> [WHAT YOU WILL DO] In the entries that follow, how many lines hold the string "this"? Give only that number.

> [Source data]
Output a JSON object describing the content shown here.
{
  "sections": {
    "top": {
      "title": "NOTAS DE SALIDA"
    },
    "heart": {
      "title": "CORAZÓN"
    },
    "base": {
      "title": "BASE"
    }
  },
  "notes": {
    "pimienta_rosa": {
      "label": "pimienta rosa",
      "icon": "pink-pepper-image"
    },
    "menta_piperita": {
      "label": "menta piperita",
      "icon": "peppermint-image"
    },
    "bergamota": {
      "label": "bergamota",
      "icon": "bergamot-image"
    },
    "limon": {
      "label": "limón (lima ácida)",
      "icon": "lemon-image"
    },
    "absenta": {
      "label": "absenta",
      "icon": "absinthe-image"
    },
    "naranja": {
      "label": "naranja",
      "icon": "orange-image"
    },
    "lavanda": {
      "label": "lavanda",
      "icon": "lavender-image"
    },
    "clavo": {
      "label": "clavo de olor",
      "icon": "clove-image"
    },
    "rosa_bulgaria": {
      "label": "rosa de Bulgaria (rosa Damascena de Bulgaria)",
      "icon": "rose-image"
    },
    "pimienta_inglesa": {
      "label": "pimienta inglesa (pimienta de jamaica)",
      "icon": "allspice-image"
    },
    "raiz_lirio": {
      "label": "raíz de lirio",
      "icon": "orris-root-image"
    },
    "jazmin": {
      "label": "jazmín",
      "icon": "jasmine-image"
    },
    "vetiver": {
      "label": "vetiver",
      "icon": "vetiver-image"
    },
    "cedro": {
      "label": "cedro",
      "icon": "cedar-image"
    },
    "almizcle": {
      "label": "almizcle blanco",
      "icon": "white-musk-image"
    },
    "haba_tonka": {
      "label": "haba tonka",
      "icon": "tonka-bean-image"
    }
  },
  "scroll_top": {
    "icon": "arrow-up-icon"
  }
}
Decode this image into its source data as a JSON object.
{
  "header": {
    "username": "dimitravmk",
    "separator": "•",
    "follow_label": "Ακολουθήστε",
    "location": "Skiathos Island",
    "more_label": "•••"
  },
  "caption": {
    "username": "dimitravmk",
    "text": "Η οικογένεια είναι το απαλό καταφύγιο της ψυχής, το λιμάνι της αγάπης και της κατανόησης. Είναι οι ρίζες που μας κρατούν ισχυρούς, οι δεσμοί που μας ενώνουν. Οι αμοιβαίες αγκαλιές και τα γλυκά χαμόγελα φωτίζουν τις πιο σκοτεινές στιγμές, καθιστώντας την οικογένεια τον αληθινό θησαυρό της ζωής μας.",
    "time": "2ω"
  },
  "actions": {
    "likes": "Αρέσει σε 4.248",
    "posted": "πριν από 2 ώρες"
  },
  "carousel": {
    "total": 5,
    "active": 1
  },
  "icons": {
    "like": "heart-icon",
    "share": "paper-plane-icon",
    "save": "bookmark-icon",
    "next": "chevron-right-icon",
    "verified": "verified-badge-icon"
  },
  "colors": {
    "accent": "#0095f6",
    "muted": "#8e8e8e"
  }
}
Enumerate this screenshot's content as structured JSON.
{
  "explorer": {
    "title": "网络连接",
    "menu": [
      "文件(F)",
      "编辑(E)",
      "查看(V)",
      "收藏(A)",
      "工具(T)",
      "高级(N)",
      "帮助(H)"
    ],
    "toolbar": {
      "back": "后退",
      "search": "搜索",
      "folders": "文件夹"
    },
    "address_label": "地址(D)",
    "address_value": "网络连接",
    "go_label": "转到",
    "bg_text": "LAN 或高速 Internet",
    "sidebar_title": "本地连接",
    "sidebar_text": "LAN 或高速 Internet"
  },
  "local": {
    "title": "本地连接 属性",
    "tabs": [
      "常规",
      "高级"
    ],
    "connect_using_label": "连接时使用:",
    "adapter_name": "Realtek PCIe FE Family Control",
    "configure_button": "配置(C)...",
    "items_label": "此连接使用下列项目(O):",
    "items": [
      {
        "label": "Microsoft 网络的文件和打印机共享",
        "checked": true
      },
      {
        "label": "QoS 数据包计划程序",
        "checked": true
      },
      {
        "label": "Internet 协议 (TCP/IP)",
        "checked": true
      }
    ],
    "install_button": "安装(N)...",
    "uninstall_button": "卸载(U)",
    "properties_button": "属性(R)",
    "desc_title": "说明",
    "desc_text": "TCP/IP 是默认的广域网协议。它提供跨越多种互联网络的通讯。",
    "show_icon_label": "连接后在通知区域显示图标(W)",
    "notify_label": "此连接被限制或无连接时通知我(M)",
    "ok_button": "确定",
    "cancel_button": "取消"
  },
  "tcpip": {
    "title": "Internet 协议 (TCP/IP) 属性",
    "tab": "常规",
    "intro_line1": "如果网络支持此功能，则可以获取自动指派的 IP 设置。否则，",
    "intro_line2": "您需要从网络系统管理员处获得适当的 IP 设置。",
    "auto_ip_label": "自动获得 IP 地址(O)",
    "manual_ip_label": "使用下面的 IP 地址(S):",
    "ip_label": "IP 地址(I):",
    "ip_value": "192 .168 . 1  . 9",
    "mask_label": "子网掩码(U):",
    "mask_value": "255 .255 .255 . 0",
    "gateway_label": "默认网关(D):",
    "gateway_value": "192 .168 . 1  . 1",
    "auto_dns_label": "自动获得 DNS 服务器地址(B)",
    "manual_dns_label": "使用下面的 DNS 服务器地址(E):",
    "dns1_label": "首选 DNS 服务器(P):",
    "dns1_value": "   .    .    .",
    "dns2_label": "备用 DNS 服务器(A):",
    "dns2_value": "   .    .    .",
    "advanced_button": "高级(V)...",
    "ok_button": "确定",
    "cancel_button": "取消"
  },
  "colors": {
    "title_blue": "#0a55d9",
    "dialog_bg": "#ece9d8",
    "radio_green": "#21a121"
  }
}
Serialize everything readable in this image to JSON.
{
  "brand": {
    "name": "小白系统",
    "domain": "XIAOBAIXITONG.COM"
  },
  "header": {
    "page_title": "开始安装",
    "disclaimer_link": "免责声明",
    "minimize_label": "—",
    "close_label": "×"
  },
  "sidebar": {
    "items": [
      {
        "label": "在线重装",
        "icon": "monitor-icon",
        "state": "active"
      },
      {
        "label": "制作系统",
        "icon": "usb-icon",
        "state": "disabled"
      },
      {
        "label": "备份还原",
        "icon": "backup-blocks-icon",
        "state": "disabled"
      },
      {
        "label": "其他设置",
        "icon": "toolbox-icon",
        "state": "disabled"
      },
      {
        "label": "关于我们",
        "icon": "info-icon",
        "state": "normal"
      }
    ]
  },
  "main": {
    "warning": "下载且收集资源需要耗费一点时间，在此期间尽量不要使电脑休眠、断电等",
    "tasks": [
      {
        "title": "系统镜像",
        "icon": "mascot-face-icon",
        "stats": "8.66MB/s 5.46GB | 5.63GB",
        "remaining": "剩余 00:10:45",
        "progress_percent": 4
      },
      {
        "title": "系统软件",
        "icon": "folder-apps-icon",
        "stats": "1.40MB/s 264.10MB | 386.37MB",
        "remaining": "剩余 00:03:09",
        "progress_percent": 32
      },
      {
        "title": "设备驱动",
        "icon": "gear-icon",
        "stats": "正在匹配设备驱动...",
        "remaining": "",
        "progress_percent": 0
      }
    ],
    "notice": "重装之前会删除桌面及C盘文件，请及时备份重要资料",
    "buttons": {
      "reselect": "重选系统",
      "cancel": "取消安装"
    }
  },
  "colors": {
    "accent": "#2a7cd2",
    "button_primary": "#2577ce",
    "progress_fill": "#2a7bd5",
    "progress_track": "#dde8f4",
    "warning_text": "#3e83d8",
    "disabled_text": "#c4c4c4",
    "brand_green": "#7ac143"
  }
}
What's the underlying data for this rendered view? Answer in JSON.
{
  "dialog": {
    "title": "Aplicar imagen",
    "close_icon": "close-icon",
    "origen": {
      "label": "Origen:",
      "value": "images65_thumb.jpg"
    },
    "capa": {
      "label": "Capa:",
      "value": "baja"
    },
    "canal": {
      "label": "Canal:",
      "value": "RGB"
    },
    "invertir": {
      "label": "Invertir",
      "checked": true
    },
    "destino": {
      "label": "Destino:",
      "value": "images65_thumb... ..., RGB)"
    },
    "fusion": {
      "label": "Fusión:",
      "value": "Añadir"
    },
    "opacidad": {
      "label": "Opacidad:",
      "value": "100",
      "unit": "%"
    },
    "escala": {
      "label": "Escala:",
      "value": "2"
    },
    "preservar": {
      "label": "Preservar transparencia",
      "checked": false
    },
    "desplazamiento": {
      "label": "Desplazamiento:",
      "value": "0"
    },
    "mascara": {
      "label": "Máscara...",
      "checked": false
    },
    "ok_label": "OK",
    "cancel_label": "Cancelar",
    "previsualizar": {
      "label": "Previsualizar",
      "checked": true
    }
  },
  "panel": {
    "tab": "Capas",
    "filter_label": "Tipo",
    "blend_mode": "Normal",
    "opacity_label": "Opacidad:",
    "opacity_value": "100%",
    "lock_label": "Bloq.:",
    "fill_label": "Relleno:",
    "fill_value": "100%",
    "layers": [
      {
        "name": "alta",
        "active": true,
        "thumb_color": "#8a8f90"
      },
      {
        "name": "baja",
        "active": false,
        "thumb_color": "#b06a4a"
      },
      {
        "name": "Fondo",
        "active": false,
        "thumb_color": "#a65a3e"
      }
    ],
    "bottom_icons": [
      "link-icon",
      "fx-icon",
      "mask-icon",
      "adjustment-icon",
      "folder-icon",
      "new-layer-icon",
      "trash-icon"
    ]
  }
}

> [TASK RESULT] 4